I gave ravioli a try a while ago and I must say the result was not really impressive!
Yesterday I felt inspired again, or more simply, the weather was so miserable that I felt like doing nothing else than staying at home and treat myself with some nice food and a movie.
I tried to make “sagne” a kind of pasta typical from the Abruzzo region in Italy and whose main feature is the total lack of eggs – it is in fact one of those everyday “poor dishes”, but still so incredibly tasty, not to mention the fact that making and eating them was a sort of trip down to memory lane.
All you need is some plain white flour (the version with rye flavour is also very good though), salt and water: mix all the ingredients until the dough is not too sticky anymore and you can start using a rolling pin to roll the dough out into a circle. The thickness can vary depending on your tastes, I personally prefer it a bit thicker so that when you cook it it stays more crunchy and al dente.
Once it is rolled out and you reach the preferred thickness, leave it to dry for about 1 hour (or more, it depends on how dry is the room) – make sure it is quite dry before rolling and cut it or it will just get a super messy and sticky result!
You can now start folding it (as if you would like to make a pasta tube) and cut it into stripes – I cut mine around 1.5 cm wide. Then put it in a tray and let it rest for another 30 minutes, making sure to sprinkle some flour so that the pasta stripes do not stick to each other.
Time to cook it and enjoy it: bring water to the boil, add salt and then the pasta. It will cook very quickly, as soon as it starts floating you can drain the water and dress the pasta (be quick, or it will stick!).
I dressed mine with some garlic and chilli tomato sauce and percorino cheese sprinkled on top, YUMMY!
Today I want to share with you one of the most famous dish of the Roman culinary tradition: pasta alla gricia.
When it was first invented it was considered a “poor” dish, which was generally prepared by shepherds which were simply using the ingredients that were easier for them to find.
It could be considered the ancestor of pasta alla amatriciana, in fact it has all the ingredients in common except for the tomato sauce (probably because pasta alla gricia was invented much earlier, when tomatoes were still unknown in Europe!).

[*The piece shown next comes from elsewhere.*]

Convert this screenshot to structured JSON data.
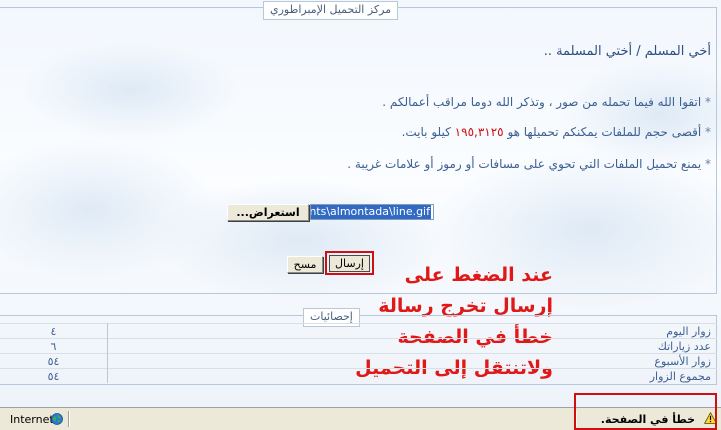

Easy and quick to prepare but incredibly tasty.
All you need is some bacon (better if guanciale, but in case you don’t have it, bacon can do! well, sort of…), grated pecorino cheese, olive oil, pepper and of course spaghetti!
In terms of quantity, I would suggest around 70-80 gr of bacon per 100 gr of pasta. The amount of pecorino it really depends on your tastes, but the more you put, the creamer and tastier the pasta will be.
How to prepare it: cut the bacon in small stripes or cubes and let it cook in a pan with some olive oil until it is crunchy and golden (once it is cook, you can throw away some of the cooking oil. I like to do so because the pasta will be less greasy!).
Boil the spaghetti and once they are ready add them to the bacon, sprinkle the pecorino and some pepper all over. Make sure spaghetti are “al dente” or they will get all sticky once you will try to mix them with bacon and pecorino.
Tip: in order to have a creamy result, add some of the pasta cooking water.
That’s all! Quick and easy as I promised.
Try it and let me know what you think! 🙂
Perfect for a summer day. This recipe is easy and super quick, but the taste is still rich and awesome. I really love this kind of pasta, the only little problem is that it tends to get cold quite quickly, so make sure you serve it immediately when it is ready.
I am not going to specify the quantities for each ingredients because it really depends on the amount of pasta you are preparing.
For the sauce you will need:
a few cherry tomatoes;
a few portobello mushrooms;
a bit of onion finely chopped.
For the topping:
Pour the oil and the onion in a pan and stir fry gently for a few seconds. Then add the chopped mushrooms and when they are almost ready add the tomatoes cut in halves. Don’t overcook them or the mushrooms will turn too dark and the tomatoes will mash. You should also make sure it doesn’t get too dry or the whole dish will be just sticky and impossible to eat. Add some salt according to tastes.
In the meantime cook the tagliatelle. Drain them when they are still al dente and make sure you save part of the cooking water, because you might need it later when mixing the pasta with the sauce in case it is all too dry. Put the tagliatelle in the pan and mix together for a few second on a low heath.
Once the pasta is well mixed with the sauce, add the parmesan, pepper and finish with some rocket on the top.